This week it’s Chicago. Our Monday flight from St. Louis was delayed, causing us to miss our O’Hare connection for London-Heathrow. Can’t fly until tomorrow, they said, same time (Tuesday, 10:25pm), same flight (AA 98). As I type this, we’re sitting in the airport (7:25pm), a little early for the 10:25 departure. A lot early for our 1:00am tomorrow departure, it turns out. Another two-and-a-half hours were added on to the 24-hours we’ve already been held here. The helpful agent just assured me there’s no way we’re lifting off at 1:00am, since our incoming plane hasn’t left Los Angeles yet. (As a matter of fact, we departed at 2:00 am Wednesday, estimated London-Heathrow arrival time 3:05pm. This time the estimate was correct. We are in London!)
Back in Chicago: This time I had to pay for the hotel Monday night. Weather in Chicago, they had told us. The airlines assume no obligation to help if the problem is weather. However, the weather here seemed fine when we arrived. Who knows?

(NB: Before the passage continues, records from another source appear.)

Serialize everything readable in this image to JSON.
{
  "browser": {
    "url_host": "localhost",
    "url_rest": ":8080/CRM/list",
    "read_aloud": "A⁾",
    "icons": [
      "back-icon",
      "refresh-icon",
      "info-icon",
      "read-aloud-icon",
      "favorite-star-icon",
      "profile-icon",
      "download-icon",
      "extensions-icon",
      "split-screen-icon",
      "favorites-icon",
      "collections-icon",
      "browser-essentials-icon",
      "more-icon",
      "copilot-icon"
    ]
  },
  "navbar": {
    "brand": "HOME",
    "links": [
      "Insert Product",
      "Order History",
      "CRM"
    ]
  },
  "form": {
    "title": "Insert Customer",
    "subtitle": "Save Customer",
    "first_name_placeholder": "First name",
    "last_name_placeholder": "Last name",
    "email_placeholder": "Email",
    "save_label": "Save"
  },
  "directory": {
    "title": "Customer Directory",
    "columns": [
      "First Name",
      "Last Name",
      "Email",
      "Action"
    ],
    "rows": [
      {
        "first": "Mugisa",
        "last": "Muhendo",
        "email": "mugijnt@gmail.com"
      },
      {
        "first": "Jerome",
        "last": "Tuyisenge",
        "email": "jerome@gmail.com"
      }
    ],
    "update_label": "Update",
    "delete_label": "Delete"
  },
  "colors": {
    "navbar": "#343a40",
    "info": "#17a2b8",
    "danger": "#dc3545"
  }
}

BUT, all was not lost. Joy discovered an advertisement for an architecture river cruise through the city. We booked it–then came close to missing it, also, since our next challenge was the city’s traffic; Uber deposited us at the dock just in the nick of time. Still, this serendipitous outing erased our frustration, at least temporarily.
When we lived in Indianapolis in the 1970s, Chicago was our escape-to place. We’ve always like the city. We weren’t prepared, though, for the changes in the intervening 40 years. Weeks would be required to do it justice. Joy found a stunning photographic site every few minutes.

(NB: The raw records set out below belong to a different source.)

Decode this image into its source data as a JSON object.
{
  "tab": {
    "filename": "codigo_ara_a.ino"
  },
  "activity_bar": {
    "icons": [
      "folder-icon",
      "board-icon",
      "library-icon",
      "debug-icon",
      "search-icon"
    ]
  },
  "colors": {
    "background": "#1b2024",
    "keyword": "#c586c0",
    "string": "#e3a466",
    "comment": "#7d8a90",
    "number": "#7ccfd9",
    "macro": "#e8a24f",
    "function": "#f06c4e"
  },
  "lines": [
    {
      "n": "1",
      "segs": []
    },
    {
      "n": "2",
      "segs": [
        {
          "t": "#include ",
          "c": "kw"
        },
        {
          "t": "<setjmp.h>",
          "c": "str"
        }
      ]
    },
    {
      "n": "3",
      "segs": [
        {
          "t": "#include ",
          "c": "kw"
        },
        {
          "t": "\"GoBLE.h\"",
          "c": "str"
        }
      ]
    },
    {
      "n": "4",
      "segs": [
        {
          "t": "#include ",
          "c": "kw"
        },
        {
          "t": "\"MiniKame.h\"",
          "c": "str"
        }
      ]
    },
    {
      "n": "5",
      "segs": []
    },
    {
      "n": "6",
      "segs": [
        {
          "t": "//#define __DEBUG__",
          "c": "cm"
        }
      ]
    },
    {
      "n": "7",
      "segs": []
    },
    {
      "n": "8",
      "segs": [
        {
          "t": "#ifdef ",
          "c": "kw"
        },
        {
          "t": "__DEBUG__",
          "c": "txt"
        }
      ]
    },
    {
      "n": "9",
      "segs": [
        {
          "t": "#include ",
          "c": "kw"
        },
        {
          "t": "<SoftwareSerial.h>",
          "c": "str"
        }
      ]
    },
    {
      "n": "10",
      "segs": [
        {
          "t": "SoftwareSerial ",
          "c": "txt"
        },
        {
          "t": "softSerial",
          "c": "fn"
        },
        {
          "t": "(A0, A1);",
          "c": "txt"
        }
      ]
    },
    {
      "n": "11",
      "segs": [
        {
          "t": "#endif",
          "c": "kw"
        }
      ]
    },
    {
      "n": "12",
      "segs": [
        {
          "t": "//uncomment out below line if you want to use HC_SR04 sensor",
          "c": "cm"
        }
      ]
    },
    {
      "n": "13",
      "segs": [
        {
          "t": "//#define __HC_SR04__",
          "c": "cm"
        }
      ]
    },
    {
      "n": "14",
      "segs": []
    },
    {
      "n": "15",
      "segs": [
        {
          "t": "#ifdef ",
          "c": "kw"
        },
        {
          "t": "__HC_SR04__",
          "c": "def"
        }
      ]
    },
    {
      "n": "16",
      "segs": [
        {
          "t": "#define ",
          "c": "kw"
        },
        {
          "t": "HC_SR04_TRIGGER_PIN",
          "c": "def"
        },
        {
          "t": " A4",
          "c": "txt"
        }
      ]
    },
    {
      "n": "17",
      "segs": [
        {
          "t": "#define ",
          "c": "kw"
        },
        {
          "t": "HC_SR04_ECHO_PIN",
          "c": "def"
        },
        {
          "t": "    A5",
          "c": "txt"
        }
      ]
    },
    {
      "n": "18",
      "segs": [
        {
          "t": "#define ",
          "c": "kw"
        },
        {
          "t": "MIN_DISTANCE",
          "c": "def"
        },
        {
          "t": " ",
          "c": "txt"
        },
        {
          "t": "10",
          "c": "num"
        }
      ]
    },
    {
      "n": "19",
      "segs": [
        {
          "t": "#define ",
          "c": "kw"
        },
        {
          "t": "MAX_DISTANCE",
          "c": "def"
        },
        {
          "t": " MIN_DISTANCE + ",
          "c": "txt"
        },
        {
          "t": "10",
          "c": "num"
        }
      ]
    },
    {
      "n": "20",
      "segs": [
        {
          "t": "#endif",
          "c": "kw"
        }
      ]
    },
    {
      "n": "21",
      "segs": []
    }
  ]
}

Our knowledgeable commentator spoke non-stop for 90 minutes, pointing describing examples of styles that represent Chicago’s architectural history from its earliest days to the present.
For the President’s fans among our readership, here’s Trump Tower, rising 90 stories over the heart of the city. That makes The Donald’s structure only the second highest, trailing the Sears Tower (officially now the Willis Tower) in vertical feet. It’s OK, though. Trump uncharacteristically settled for second place on purpose. Before construction began, along came 9/11, which made being the tallest a little less appealing. It’s not always best to be the top target.
We can’t show you one of the most fascinating facts we learned. In 1900 the Chicago River’s flow was reversed. It was a desperate measure to reduce the staggering numbers of people (up to thousands) killed each year by the waterborne diseases like cholera and typhoid. The water was so befouled with human and factory discharge something had to be done. The river had become an open sewer. Engineers called for a deep cut between Chicago and Lake Michigan to reverse the flow. Now clean water could flow from the lake through the city to the DesPlaines River and beyond. The radical plan worked. The river grew cleaner, the death rate plummeted, and wildlife returned.
Sometime in the future, we’ll be among the returning wildlife.
Life has not only returned in the river, but on it as well. The picture above shows a table set for dining just above the water. Here as elsewhere people show creativity in making life livable on their terms. We hope it won’t be too long before the loose Lawsons can return for a more leisurely visit. We’ll look for a table on the riverbank.
JOY’S PICK OF THE PICS
Joy was in St Louis while I was in Oregon